What we need is more dark-skinned Black women on the cover of magazines, photographed in ways that accentuate their pure, unretouched beauty; covers that capture their light. While drawing some controversy, Viola Davis’ Vanity Fair July 2020 cover is a case in point. Crucially shot by a Black photographer, the backdrop is a regal blue but her dark skin isn’t washed out. Rather, it’s a contrast that works to reflect the light within her.
We need more like Beyonce’s ‘Formation’, which uses Black regal imagery and lyrics directed to uniquely African beauty: “I like my baby heir with baby hair and afros, I like my negro nose with Jackson Five nostrils”. We need ‘Brown Skinned Girl’, which highlights the beauty of darker skin. We need dark-skinned artists like Ivorian Doll and Bree Runway getting recognition of their virtue, in spite of their skin tone, both in the UK and the United States.

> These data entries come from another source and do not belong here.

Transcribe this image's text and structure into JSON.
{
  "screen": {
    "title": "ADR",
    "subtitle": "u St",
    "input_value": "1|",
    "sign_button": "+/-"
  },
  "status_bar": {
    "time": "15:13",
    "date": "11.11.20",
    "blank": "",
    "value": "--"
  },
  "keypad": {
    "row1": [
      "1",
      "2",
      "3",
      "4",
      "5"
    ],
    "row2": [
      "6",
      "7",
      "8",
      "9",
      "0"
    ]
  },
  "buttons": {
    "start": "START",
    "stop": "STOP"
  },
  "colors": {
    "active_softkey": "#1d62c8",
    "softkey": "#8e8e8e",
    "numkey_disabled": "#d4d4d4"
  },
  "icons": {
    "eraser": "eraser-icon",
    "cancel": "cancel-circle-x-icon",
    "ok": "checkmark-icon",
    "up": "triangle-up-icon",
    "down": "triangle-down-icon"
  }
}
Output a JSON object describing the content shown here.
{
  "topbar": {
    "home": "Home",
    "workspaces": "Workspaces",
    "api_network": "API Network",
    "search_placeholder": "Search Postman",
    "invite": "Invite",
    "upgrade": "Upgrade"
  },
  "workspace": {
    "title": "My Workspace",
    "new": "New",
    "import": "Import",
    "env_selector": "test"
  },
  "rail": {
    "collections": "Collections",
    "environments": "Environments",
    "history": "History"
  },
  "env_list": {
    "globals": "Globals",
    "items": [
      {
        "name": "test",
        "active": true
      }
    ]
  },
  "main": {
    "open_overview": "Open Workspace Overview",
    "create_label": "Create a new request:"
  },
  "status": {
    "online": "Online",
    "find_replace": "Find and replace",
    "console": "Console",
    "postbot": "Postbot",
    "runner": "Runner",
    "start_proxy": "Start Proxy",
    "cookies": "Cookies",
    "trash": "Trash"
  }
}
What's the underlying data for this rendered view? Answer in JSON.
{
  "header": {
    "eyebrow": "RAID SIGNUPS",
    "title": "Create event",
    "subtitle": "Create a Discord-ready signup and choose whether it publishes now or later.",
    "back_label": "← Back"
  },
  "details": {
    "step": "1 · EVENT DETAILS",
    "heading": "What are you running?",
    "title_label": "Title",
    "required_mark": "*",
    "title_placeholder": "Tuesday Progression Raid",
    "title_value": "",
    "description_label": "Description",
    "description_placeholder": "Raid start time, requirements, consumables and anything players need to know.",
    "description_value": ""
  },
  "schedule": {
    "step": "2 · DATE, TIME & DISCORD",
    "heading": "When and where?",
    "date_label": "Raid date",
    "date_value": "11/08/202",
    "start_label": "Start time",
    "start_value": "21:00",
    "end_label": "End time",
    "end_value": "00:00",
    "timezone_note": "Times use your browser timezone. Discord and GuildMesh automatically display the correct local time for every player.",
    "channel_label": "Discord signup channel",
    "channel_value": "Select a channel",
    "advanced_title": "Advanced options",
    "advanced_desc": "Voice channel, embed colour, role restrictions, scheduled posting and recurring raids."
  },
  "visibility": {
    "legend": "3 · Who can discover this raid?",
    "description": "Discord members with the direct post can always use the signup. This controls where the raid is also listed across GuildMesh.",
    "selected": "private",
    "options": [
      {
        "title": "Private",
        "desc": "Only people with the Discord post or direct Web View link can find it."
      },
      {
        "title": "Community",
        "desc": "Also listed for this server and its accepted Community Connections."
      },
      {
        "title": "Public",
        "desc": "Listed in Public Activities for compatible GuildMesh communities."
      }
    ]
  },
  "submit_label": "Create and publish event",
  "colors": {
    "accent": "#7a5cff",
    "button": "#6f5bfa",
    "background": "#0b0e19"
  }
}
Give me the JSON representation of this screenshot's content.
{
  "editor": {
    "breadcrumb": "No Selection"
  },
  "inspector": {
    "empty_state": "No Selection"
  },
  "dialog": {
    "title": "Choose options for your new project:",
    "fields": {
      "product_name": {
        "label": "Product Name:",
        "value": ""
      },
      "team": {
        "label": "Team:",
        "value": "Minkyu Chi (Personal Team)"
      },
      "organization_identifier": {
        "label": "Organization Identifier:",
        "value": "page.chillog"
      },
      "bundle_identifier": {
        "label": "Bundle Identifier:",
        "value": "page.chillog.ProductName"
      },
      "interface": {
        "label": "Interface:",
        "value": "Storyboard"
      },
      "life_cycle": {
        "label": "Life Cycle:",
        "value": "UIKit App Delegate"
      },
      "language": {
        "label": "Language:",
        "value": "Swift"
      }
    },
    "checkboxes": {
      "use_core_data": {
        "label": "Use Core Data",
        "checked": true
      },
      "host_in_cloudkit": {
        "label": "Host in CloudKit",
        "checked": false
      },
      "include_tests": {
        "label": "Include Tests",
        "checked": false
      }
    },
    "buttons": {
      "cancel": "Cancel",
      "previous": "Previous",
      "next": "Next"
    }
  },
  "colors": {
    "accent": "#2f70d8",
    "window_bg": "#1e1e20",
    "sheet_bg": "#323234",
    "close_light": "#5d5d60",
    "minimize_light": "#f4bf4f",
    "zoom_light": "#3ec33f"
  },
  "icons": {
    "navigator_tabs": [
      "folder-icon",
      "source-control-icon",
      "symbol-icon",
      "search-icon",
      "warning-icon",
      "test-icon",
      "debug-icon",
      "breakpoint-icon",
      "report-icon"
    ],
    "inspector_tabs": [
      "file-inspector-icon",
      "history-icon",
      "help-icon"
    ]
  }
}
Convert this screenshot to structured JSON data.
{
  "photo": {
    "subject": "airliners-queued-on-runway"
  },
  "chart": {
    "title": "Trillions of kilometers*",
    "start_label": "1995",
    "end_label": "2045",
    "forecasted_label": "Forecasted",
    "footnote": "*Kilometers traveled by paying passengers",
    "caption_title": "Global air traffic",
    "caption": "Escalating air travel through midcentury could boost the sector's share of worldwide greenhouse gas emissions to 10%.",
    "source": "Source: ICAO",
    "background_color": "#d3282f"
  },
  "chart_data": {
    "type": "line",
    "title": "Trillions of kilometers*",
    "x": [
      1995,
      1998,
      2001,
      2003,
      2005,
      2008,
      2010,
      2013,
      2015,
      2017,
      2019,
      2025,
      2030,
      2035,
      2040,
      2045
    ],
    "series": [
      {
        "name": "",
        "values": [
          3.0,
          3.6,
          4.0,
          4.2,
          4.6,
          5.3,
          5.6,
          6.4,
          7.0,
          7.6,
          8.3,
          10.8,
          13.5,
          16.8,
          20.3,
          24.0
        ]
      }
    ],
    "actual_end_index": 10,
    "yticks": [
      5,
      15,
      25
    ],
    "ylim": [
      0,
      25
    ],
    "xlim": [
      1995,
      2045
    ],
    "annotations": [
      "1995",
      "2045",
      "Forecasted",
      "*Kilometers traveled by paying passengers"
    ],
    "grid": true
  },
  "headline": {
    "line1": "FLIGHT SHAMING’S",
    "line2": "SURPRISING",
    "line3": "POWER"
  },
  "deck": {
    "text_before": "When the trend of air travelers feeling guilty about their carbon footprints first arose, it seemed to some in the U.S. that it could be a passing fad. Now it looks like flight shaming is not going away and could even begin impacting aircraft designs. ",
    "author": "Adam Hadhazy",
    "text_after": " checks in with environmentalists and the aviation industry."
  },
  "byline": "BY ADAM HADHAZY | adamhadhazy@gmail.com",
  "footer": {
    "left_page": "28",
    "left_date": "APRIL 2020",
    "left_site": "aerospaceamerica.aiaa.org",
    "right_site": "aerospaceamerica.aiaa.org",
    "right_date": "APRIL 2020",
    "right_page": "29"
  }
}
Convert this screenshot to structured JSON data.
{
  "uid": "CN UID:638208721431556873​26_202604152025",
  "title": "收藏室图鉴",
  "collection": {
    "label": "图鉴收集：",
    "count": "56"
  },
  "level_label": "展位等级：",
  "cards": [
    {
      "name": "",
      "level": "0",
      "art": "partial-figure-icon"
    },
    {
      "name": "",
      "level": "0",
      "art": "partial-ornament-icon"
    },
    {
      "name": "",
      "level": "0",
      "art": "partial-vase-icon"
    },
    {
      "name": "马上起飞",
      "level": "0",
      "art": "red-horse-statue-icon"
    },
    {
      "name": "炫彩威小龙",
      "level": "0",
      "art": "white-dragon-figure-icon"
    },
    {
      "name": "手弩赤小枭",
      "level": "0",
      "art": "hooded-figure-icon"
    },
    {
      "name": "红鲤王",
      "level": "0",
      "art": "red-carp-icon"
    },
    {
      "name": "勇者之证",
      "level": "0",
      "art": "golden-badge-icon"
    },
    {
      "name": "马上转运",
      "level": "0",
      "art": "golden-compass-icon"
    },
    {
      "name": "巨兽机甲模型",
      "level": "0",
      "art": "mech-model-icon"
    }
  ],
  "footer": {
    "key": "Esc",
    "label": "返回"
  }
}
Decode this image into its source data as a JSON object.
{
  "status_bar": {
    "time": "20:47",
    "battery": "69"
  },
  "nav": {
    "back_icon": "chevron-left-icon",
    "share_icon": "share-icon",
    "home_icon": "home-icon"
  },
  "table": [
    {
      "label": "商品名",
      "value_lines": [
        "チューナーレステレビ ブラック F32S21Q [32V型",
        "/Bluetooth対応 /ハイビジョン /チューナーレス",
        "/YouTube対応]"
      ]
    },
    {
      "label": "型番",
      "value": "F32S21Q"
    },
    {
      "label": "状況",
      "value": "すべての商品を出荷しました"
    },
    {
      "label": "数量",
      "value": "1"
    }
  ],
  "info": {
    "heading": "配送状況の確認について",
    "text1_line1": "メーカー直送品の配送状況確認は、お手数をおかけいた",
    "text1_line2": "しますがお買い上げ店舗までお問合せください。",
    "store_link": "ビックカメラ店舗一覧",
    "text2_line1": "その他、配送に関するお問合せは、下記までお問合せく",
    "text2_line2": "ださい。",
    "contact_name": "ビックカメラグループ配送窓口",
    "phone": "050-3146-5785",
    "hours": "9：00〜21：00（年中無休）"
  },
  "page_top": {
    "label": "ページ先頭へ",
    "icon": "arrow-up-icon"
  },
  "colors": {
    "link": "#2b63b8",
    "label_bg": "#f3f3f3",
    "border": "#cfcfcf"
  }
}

The new crop of young Black Hollywood, fronted by the light-skinned faces of Zendaya, Storm Reid and Yara Shahidi, are vocal and eloquent, and rightfully using their voices to speak up about the biases that exist in their profession. “I’m Hollywood’s acceptable version of a Black woman”, Zendaya told an interviewer at BeautyConNYC, “and it’s important that I’m using my privilege, my platform, to show you how much beauty there is in the African-American community.” As a young Hollywood patron, her allyship and influence is important in encouraging a diversity of skin tones in the future of Hollywood.
Just this week, Lupita Nyong’o announced that her children’s book Sulwe, which tells the story of a dark girl who wishes to be white, is being adapted for a Netflix animated musical. Sulwe is targeted towards the young Black children of the future who are taught to feel that they aren’t beautiful, and eventually internalise this self-hate. If corporations like Netflix turn their attention towards young people and help them recognise their beauty early on, we can dispel insecurities and impact effectual change.
Tackling colourism is key to our fight against anti-Black racism. We are not only rooting for everyone Black—but for every type of Black.